Geoffrey was a pupil at Hemel Hempstead Grammar School from 1939 to 1940. He was an evacuee which is why he only spent one year at the school. He was the son of Hemel Hempstead’s police superintendent. It was said that his father seriously considered prosecuting him for riding his bicycle no hands down the Potten End hill into Water End. (Source Derrick Collier, an ex-pupil).
He joined the Royal Navy and became a leading radio mechanic. He was serving on HMS Avenger which was sunk by a German submarine 45 miles south of Portugal whilst returning to its Scottish base from Africa. There were only 12 survivors from a crew of 550. He died on 15th November 1942, aged 19.
Samantha Rees researched the circumstances of Geoffrey’s death at the National Archives in Kew in January 2010 and found the following information:
"After the explosion on the HMS Avenger a great many rumours circulated about the design of the ship causing it to be unsafe. A report was published that explained why it sank. It highlighted the rumours, noted how irate they were and stated that they were insubstantial, though the architecture of the bomb room was noted as a factor in the disaster. The explosion was the result of a torpedo hitting the bomb room which caused the bombs to explode with catastrophic results. The report claimed that the only survivor in a position to witness the events “indicated the torpedo hit at about 75 frame which is abreast the bomb room.” The remaining 12 survivors were in the end of the ship so had no clear view. This explains their survival; they were a great deal away from the blast and were able to dive from the stern of the ship. We can conclude that Geoffrey probably died because he was closer to the centre of the blast."

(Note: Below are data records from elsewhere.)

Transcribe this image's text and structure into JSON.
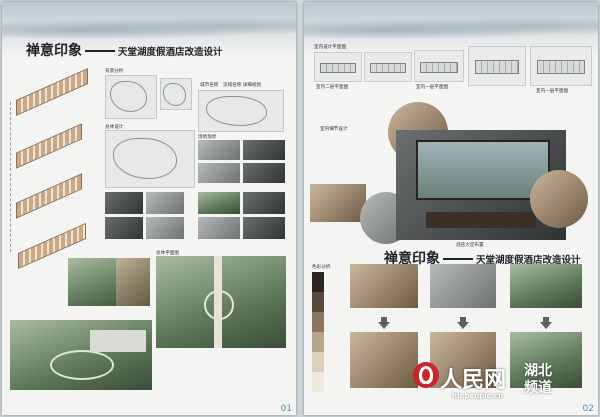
{
  "board1": {
    "title_main": "禅意印象",
    "title_sub": "天堂湖度假酒店改造设计",
    "section_site": "背景分析",
    "section_overall": "总体设计",
    "section_survey": "场地现状",
    "section_plan": "总体平面图",
    "location_note": "城市名称　流域名称 详细规划",
    "page_number": "01"
  },
  "board2": {
    "section_interior_plan": "室内设计平面图",
    "plan_caption_1": "室内二层平面图",
    "plan_caption_2": "室内一层平面图",
    "plan_caption_3": "室内一层平面图",
    "section_interior_design": "室内细节设计",
    "section_lobby": "酒店大堂布置",
    "title_main": "禅意印象",
    "title_sub": "天堂湖度假酒店改造设计",
    "section_color": "色彩分析",
    "page_number": "02",
    "swatch_colors": [
      "#2b2623",
      "#5a4a3d",
      "#8c7661",
      "#b9a58c",
      "#ddd0bd",
      "#efe8dc"
    ]
  },
  "watermark": {
    "brand_main": "人民网",
    "brand_region_top": "湖北",
    "brand_region_bottom": "频道",
    "url": "hb.people.cn"
  },
  "colors": {
    "accent_blue": "#4f8fb0",
    "logo_red": "#c8262a",
    "title_ink": "#1f2326"
  }
}
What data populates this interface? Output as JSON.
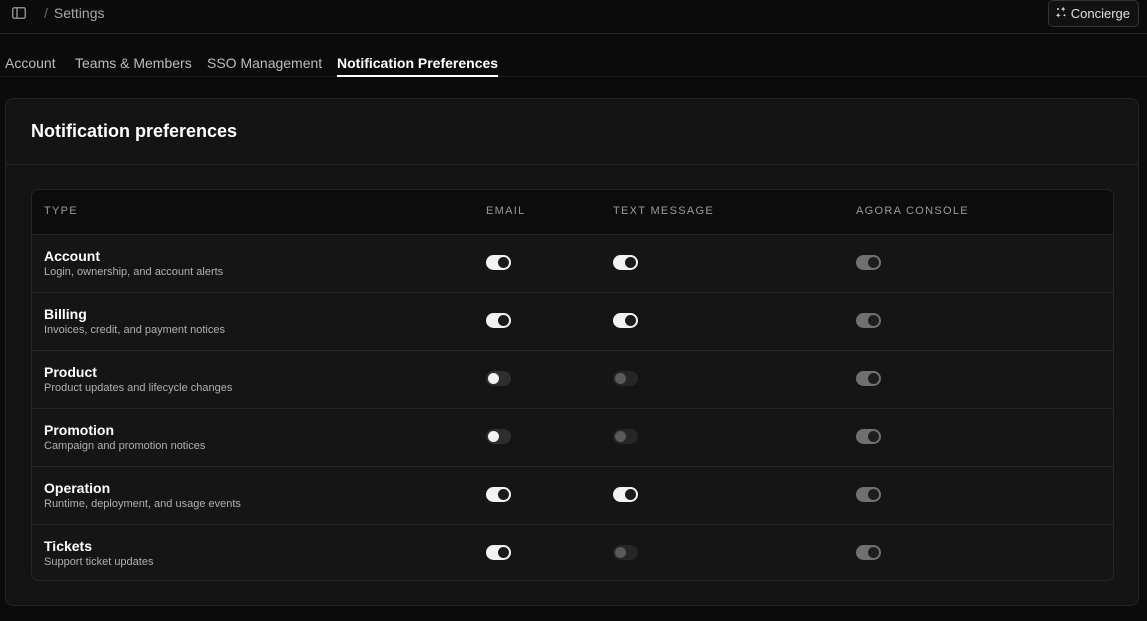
{
  "topbar": {
    "breadcrumb_sep": "/",
    "breadcrumb_current": "Settings",
    "concierge_label": "Concierge"
  },
  "tabs": [
    {
      "label": "Account",
      "active": false
    },
    {
      "label": "Teams & Members",
      "active": false
    },
    {
      "label": "SSO Management",
      "active": false
    },
    {
      "label": "Notification Preferences",
      "active": true
    }
  ],
  "card": {
    "title": "Notification preferences"
  },
  "table": {
    "headers": {
      "type": "TYPE",
      "email": "EMAIL",
      "text": "TEXT MESSAGE",
      "console": "AGORA CONSOLE"
    },
    "rows": [
      {
        "name": "Account",
        "desc": "Login, ownership, and account alerts",
        "email": "on",
        "text": "on",
        "console": "dis-on"
      },
      {
        "name": "Billing",
        "desc": "Invoices, credit, and payment notices",
        "email": "on",
        "text": "on",
        "console": "dis-on"
      },
      {
        "name": "Product",
        "desc": "Product updates and lifecycle changes",
        "email": "off",
        "text": "dis-off",
        "console": "dis-on"
      },
      {
        "name": "Promotion",
        "desc": "Campaign and promotion notices",
        "email": "off",
        "text": "dis-off",
        "console": "dis-on"
      },
      {
        "name": "Operation",
        "desc": "Runtime, deployment, and usage events",
        "email": "on",
        "text": "on",
        "console": "dis-on"
      },
      {
        "name": "Tickets",
        "desc": "Support ticket updates",
        "email": "on",
        "text": "dis-off",
        "console": "dis-on"
      }
    ]
  },
  "icons": {
    "sidebar_toggle": "sidebar-toggle-icon",
    "concierge": "sparkle-icon"
  }
}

The Portsmouth Naval Memorial and the plaque listing Geoffrey Saunders
(Photos: Richard Grayson, 28th December 2011)